From the entries that follow, copy each line in which "name" appears.

Provided data Start Marker

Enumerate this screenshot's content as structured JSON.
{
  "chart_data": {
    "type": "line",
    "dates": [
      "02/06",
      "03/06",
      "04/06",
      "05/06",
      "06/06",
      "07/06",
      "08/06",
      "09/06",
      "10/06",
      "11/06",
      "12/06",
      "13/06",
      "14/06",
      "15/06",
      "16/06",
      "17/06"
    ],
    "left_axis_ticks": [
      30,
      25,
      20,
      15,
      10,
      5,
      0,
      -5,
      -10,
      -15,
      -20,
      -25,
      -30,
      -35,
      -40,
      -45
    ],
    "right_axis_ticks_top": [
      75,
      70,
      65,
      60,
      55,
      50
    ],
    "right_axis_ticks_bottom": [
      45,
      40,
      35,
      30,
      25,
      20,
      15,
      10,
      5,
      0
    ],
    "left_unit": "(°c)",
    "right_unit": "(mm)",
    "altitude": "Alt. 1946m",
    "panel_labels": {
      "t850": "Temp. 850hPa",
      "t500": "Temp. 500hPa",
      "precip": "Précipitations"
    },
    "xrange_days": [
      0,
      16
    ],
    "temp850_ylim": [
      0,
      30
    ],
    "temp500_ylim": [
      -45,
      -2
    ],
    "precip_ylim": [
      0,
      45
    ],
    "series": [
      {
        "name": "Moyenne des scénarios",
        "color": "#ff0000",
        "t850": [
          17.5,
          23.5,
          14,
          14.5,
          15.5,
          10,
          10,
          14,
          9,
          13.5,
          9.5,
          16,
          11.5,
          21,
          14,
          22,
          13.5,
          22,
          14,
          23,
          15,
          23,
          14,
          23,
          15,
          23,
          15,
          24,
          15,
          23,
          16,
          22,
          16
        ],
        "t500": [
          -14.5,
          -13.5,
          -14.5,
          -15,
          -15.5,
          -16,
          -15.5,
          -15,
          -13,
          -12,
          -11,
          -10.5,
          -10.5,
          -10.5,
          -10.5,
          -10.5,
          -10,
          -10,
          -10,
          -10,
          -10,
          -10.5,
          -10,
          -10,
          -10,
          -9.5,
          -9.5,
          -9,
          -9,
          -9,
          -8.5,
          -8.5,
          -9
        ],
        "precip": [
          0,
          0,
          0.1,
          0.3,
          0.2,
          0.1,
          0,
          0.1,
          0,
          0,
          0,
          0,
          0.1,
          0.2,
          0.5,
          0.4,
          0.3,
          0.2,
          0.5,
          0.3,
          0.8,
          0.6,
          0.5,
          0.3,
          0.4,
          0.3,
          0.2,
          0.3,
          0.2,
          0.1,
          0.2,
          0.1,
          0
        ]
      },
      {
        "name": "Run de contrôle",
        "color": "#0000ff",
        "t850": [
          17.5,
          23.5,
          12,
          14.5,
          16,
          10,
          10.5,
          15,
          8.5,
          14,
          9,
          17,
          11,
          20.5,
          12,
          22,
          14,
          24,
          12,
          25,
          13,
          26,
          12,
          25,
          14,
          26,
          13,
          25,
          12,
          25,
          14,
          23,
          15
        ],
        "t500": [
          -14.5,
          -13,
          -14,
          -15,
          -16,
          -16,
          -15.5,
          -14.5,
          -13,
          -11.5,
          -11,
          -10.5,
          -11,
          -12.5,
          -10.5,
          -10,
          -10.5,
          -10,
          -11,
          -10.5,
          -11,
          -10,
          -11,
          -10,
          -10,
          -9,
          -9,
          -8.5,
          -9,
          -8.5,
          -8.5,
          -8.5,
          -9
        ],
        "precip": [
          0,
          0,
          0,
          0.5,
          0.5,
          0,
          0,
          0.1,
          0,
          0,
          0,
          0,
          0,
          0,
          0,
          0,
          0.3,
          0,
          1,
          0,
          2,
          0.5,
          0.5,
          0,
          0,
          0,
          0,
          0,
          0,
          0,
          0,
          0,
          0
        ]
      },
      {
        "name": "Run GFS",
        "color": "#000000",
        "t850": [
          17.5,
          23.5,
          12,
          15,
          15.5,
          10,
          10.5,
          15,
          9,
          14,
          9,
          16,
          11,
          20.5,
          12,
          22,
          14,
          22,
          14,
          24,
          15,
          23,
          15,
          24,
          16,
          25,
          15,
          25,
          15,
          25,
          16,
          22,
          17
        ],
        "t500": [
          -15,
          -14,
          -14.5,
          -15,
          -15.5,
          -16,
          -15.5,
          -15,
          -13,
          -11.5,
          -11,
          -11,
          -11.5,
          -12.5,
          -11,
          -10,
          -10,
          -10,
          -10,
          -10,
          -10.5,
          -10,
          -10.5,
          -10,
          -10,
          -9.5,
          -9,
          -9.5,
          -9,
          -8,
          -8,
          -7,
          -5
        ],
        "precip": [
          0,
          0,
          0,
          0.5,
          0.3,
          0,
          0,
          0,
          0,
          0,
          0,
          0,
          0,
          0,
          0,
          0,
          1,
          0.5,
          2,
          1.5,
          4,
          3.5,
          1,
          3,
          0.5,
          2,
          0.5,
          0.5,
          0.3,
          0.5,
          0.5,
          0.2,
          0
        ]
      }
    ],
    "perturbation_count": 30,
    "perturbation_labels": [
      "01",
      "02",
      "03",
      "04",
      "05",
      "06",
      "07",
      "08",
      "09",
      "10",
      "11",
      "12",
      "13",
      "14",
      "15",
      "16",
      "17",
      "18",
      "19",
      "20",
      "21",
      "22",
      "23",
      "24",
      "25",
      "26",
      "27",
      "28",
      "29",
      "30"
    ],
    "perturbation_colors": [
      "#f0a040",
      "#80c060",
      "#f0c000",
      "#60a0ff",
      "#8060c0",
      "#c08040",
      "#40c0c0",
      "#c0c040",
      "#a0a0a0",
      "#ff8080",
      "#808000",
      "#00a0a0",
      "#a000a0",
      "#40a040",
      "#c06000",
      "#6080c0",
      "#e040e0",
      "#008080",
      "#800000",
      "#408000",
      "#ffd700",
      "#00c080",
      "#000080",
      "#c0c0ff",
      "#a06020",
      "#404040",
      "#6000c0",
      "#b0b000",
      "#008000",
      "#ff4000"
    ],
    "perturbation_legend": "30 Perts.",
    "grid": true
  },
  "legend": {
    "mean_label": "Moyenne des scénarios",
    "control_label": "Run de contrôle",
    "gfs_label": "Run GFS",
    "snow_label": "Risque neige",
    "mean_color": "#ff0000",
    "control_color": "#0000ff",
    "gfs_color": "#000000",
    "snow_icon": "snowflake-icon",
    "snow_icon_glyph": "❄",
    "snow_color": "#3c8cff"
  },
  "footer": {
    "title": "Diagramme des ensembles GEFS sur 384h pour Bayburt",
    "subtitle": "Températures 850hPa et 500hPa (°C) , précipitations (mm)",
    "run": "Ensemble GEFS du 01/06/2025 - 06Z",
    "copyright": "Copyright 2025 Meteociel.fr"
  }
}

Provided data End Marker

_Result below_:
        "name": "Moyenne des scénarios",
        "name": "Run de contrôle",
        "name": "Run GFS",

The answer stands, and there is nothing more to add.